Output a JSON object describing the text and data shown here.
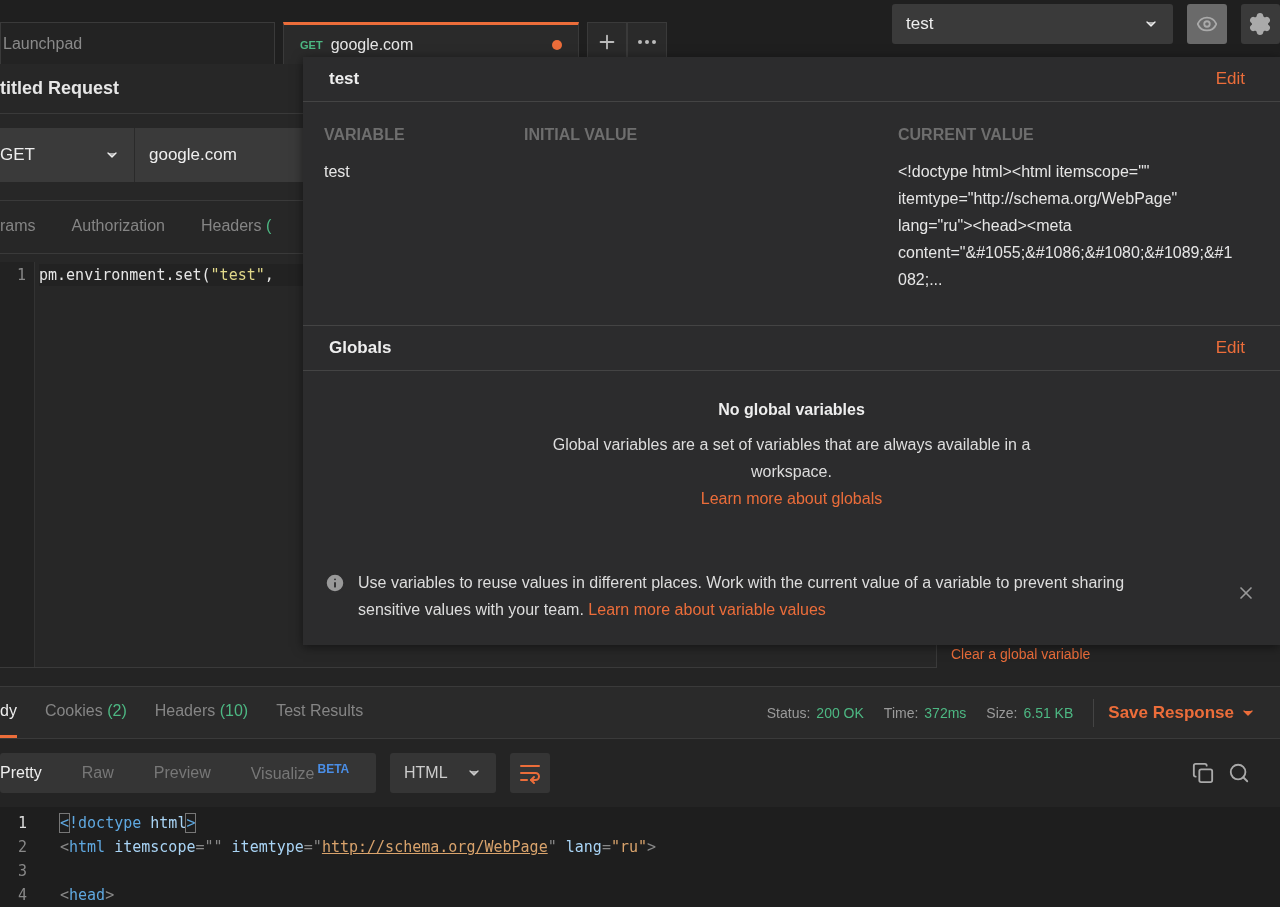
{
  "tabs": [
    {
      "label": "Launchpad",
      "selected": false,
      "unsaved": false
    },
    {
      "method": "GET",
      "label": "google.com",
      "selected": true,
      "unsaved": true
    }
  ],
  "environment": {
    "selected": "test"
  },
  "request": {
    "title": "titled Request",
    "method": "GET",
    "url": "google.com",
    "tabs": [
      {
        "label": "rams",
        "selected": false
      },
      {
        "label": "Authorization",
        "selected": false
      },
      {
        "label": "Headers",
        "count": "(",
        "selected": false
      }
    ],
    "script": [
      {
        "number": "1",
        "tokens": [
          {
            "kind": "plain",
            "text": "pm.environment.set("
          },
          {
            "kind": "string",
            "text": "\"test\""
          },
          {
            "kind": "plain",
            "text": ", "
          }
        ]
      }
    ]
  },
  "sidebar": {
    "link": "Clear a global variable"
  },
  "popup": {
    "environment": {
      "name": "test",
      "edit": "Edit",
      "columns": [
        "VARIABLE",
        "INITIAL VALUE",
        "CURRENT VALUE"
      ],
      "rows": [
        {
          "variable": "test",
          "current_value": "<!doctype html><html itemscope=\"\" itemtype=\"http://schema.org/WebPage\" lang=\"ru\"><head><meta content=\"&#1055;&#1086;&#1080;&#1089;&#1082;..."
        }
      ]
    },
    "globals": {
      "title": "Globals",
      "edit": "Edit",
      "empty_title": "No global variables",
      "empty_text": "Global variables are a set of variables that are always available in a workspace.",
      "link": "Learn more about globals"
    },
    "info": {
      "text": "Use variables to reuse values in different places. Work with the current value of a variable to prevent sharing sensitive values with your team.",
      "link": "Learn more about variable values"
    }
  },
  "response": {
    "tabs": [
      {
        "label": "dy",
        "selected": true
      },
      {
        "label": "Cookies",
        "count": "(2)",
        "selected": false
      },
      {
        "label": "Headers",
        "count": "(10)",
        "selected": false
      },
      {
        "label": "Test Results",
        "selected": false
      }
    ],
    "stats": [
      {
        "label": "Status:",
        "value": "200 OK"
      },
      {
        "label": "Time:",
        "value": "372ms"
      },
      {
        "label": "Size:",
        "value": "6.51 KB"
      }
    ],
    "save": "Save Response",
    "views": [
      {
        "label": "Pretty",
        "selected": true
      },
      {
        "label": "Raw",
        "selected": false
      },
      {
        "label": "Preview",
        "selected": false
      },
      {
        "label": "Visualize",
        "badge": "BETA",
        "selected": false
      }
    ],
    "format": "HTML",
    "wrap_on": true,
    "lines": [
      {
        "number": "1",
        "tokens": [
          {
            "kind": "match",
            "text": "<"
          },
          {
            "kind": "tag",
            "text": "!doctype"
          },
          {
            "kind": "attr",
            "text": " html"
          },
          {
            "kind": "match",
            "text": ">"
          }
        ]
      },
      {
        "number": "2",
        "tokens": [
          {
            "kind": "punct",
            "text": "<"
          },
          {
            "kind": "tag",
            "text": "html"
          },
          {
            "kind": "attr",
            "text": " itemscope"
          },
          {
            "kind": "punct",
            "text": "=\"\""
          },
          {
            "kind": "attr",
            "text": " itemtype"
          },
          {
            "kind": "punct",
            "text": "=\""
          },
          {
            "kind": "link",
            "text": "http://schema.org/WebPage"
          },
          {
            "kind": "punct",
            "text": "\""
          },
          {
            "kind": "attr",
            "text": " lang"
          },
          {
            "kind": "punct",
            "text": "="
          },
          {
            "kind": "string",
            "text": "\"ru\""
          },
          {
            "kind": "punct",
            "text": ">"
          }
        ]
      },
      {
        "number": "3"
      },
      {
        "number": "4",
        "tokens": [
          {
            "kind": "punct",
            "text": "<"
          },
          {
            "kind": "tag",
            "text": "head"
          },
          {
            "kind": "punct",
            "text": ">"
          }
        ]
      }
    ]
  }
}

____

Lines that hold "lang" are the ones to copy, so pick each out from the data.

▶ Task answer
          "current_value": "<!doctype html><html itemscope=\"\" itemtype=\"http://schema.org/WebPage\" lang=\"ru\"><head><meta content=\"&#1055;&#1086;&#1080;&#1089;&#1082;..."
            "text": " lang"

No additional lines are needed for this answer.